A: Environmental Engineering Science (EES) is another major within the Engineering Science Program that offers an energy concentration within its cluster course offerings. It is very possible to design a path in both majors that has 75% of the same courses. The key differences between the two majors lie in the added degree of depth in technical engineering courses as well as a specially designed Energy Engineering freshman seminar and senior capstone course. While EES provides greater opportunities to explore the breadth of environmental problem-solving through classes in water quality, ecology and environmental science, EnE provides greater focus on energy-related issues and the technology behind clean energy. The freshman seminar (E93) provides an opportunity for students to learn more about energy-related topics though guest presentations, while the senior capstone course (E194) gives EnE seniors an opportunity to work together on a group research project in collaboration with top-notch Berkeley professors and research centers working on the forefront of energy engineering.
Q: What kind of employment can I find after completing this major?
A: There are many job opportunities for students who major in Energy Engineering, especially in green energy. Companies are hiring Energy Engineers, Clean Energy Specialists, Energy Conservation Engineers, Energy Efficiency Engineers, Energy Systems Engineers, Solar Energy Specialists, etc. Employment fields will include Renewable Energy, Photovoltaic Engineering, Waste Management and Recycling, Oil and Gas Production, Fuels Engineering, Energy Systems, Energy Generation, Energy Storage, Energy Transmission, and Energy Consumption, etc. both domestic and global. Some of these jobs may not require a master’s or Ph.D.
Q: Are there graduate programs that would find me competitive after completing this major?
A: There are many colleges, both domestic and international, that offer graduate programs in energy engineering fields. A natural fit for your major could be the Energy and Resources Graduate Group (ERG) at UC Berkeley. Graduate Energy Engineering programs can also be found at UC Davis, UC Santa Barbara, and UC San Diego. Or you could search in the Peterson’s Guide to Graduate Studies to find additional colleges/graduate programs that meet your research and career goals.

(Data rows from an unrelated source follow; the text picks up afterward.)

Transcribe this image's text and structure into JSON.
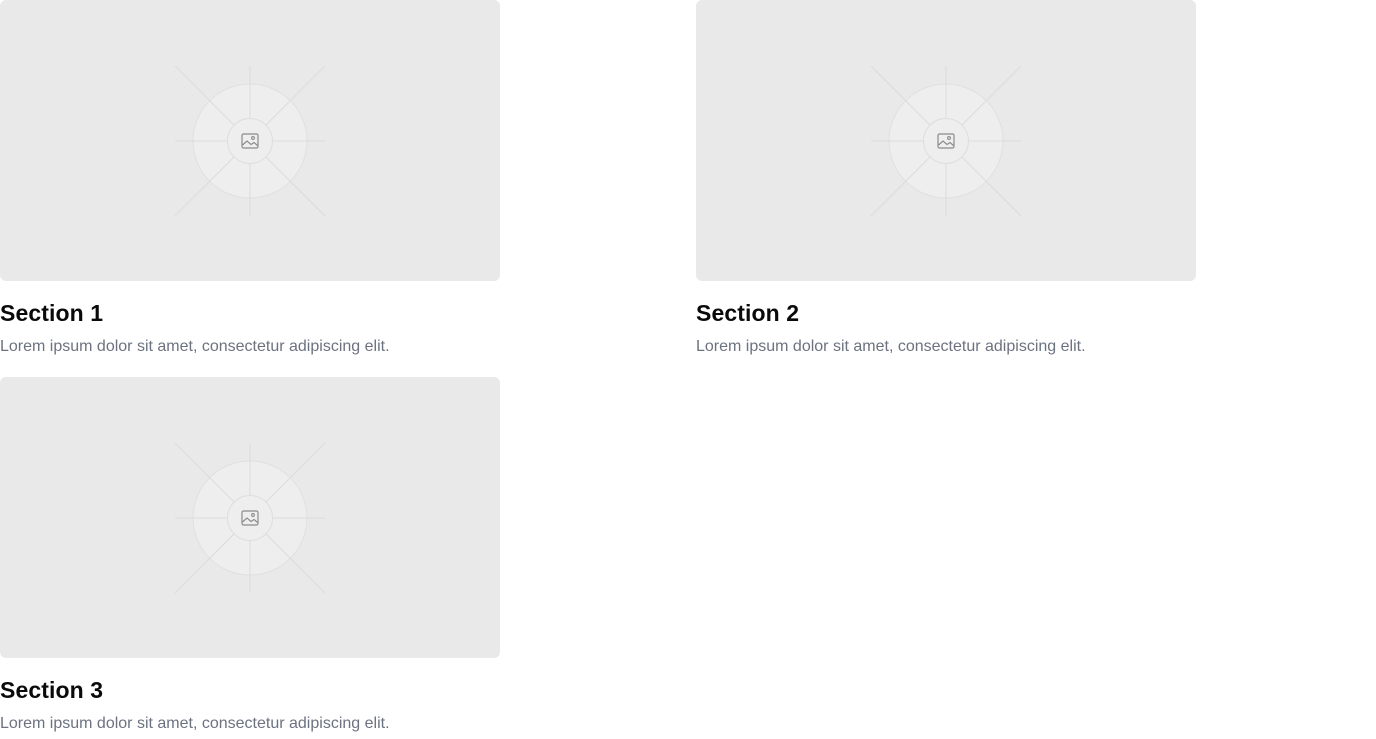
{
  "sections": [
    {
      "title": "Section 1",
      "description": "Lorem ipsum dolor sit amet, consectetur adipiscing elit.",
      "image_icon": "image-icon"
    },
    {
      "title": "Section 2",
      "description": "Lorem ipsum dolor sit amet, consectetur adipiscing elit.",
      "image_icon": "image-icon"
    },
    {
      "title": "Section 3",
      "description": "Lorem ipsum dolor sit amet, consectetur adipiscing elit.",
      "image_icon": "image-icon"
    }
  ],
  "colors": {
    "placeholder_bg": "#e9e9e9",
    "title": "#0a0a0a",
    "description": "#6b7280"
  }
}
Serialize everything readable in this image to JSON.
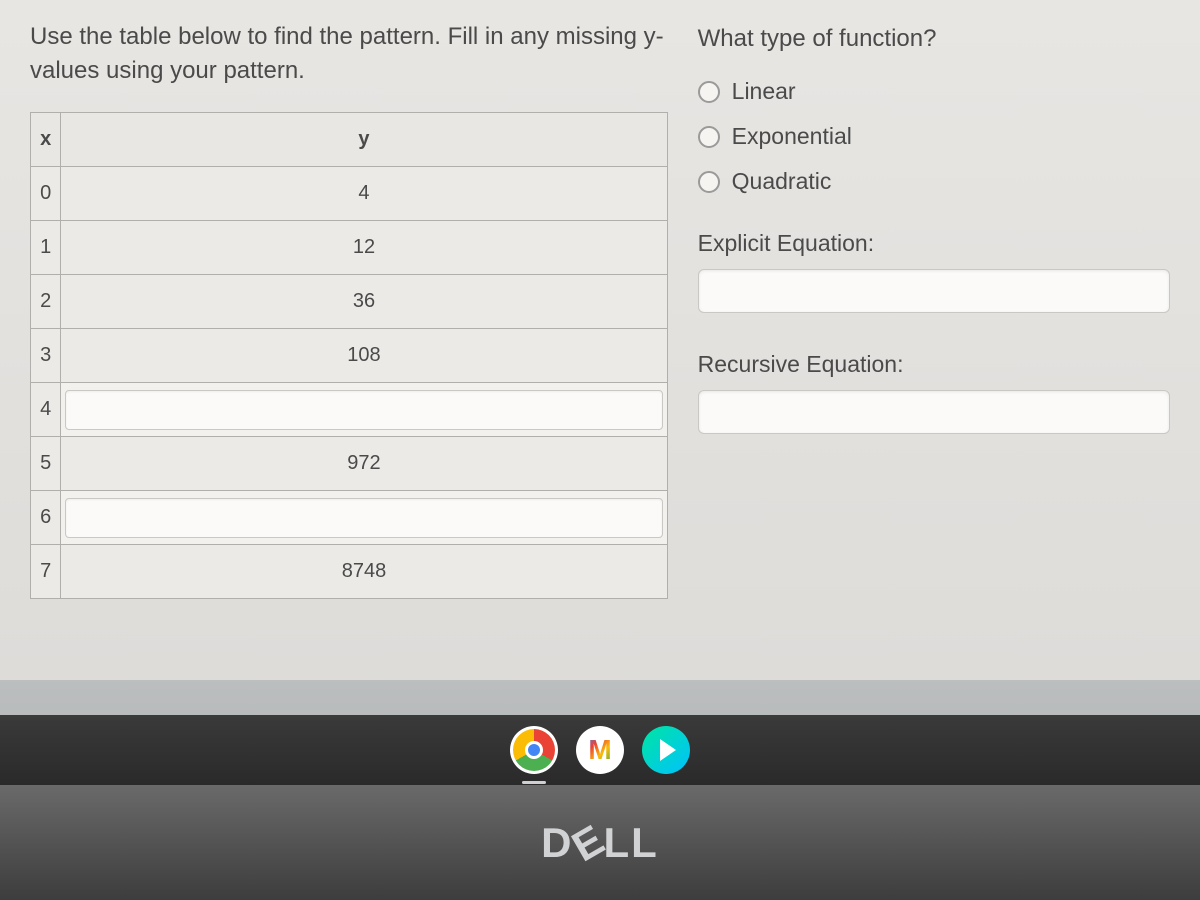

Q: With whom can I speak to if I have questions about the Energy Engineering major?
A: Contact the Engineering Science advisor, at 750 Davis, to learn more about the Energy Engineering major. Please email email@example.com.